| ASSIGNMENT |
Show each line from the records below in which the word "title" occurs.

*** RECORDS SUPPLIED Section Begins ***

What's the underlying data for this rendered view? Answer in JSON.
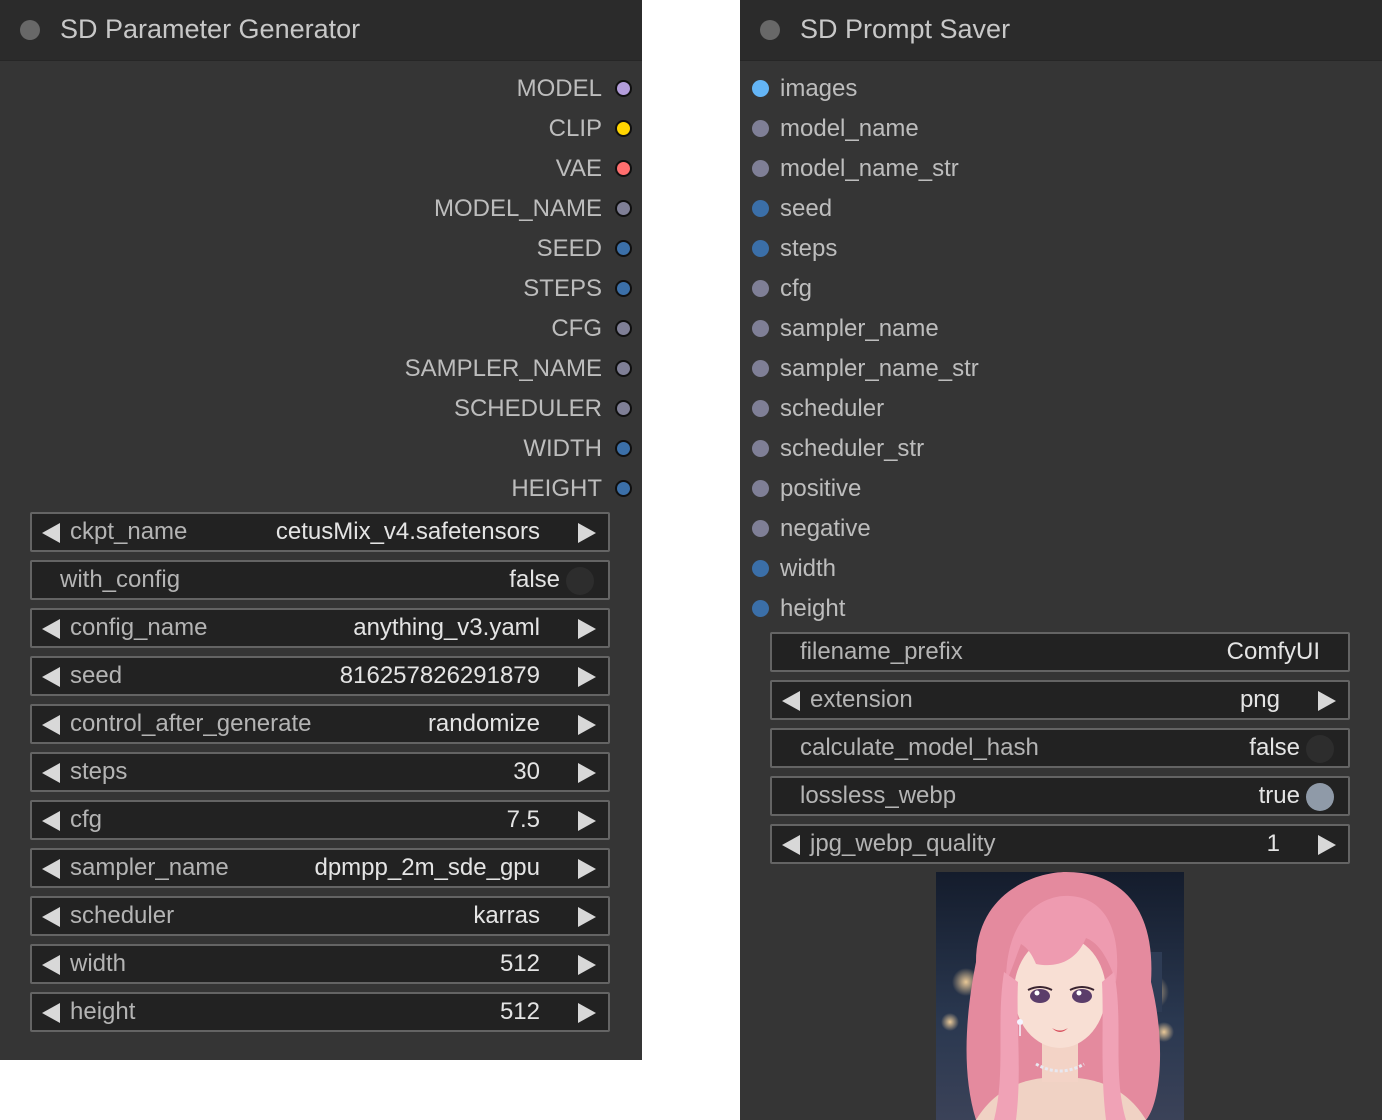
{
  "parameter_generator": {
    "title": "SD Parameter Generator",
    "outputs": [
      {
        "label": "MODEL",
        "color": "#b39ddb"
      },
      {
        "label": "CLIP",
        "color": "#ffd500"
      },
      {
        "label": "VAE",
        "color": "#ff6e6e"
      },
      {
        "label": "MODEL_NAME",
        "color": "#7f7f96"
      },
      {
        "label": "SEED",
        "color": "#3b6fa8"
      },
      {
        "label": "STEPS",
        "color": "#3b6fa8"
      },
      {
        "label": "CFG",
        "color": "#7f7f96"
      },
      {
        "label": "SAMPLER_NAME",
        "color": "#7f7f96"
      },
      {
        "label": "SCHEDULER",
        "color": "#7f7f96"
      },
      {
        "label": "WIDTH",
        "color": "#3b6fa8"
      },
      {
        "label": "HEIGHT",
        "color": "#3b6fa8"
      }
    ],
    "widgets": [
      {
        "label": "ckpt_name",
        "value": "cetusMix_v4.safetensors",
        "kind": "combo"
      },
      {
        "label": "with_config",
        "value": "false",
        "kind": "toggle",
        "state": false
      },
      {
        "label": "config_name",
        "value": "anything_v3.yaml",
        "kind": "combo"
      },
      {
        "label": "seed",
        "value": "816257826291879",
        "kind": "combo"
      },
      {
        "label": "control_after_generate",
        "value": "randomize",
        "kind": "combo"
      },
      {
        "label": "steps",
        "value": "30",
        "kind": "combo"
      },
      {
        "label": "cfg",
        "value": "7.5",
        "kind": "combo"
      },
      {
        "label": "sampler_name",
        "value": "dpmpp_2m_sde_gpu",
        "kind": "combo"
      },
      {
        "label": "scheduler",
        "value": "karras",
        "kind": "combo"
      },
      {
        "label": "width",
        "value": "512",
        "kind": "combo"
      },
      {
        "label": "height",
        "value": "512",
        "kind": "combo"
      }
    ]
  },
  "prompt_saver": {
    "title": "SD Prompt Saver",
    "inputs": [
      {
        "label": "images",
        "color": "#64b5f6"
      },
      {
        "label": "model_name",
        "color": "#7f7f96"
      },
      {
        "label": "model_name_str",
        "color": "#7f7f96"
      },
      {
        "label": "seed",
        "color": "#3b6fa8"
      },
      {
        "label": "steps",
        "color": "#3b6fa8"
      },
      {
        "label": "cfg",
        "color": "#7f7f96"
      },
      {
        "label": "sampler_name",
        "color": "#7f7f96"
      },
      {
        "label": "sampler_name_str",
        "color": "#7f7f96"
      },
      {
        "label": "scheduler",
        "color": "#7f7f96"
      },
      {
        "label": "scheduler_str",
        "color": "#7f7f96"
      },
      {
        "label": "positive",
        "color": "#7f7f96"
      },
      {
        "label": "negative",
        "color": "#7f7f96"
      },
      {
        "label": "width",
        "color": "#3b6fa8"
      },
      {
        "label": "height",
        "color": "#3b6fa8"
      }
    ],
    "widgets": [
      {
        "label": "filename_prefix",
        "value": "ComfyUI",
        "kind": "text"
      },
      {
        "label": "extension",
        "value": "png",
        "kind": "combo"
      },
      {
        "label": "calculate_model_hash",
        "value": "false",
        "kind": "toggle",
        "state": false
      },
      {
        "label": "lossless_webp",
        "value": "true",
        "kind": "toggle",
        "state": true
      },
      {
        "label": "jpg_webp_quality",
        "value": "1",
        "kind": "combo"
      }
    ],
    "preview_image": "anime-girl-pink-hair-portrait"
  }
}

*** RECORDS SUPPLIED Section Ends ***

| RESULT OF THIS EXERCISE |
    "title": "SD Parameter Generator",
    "title": "SD Prompt Saver",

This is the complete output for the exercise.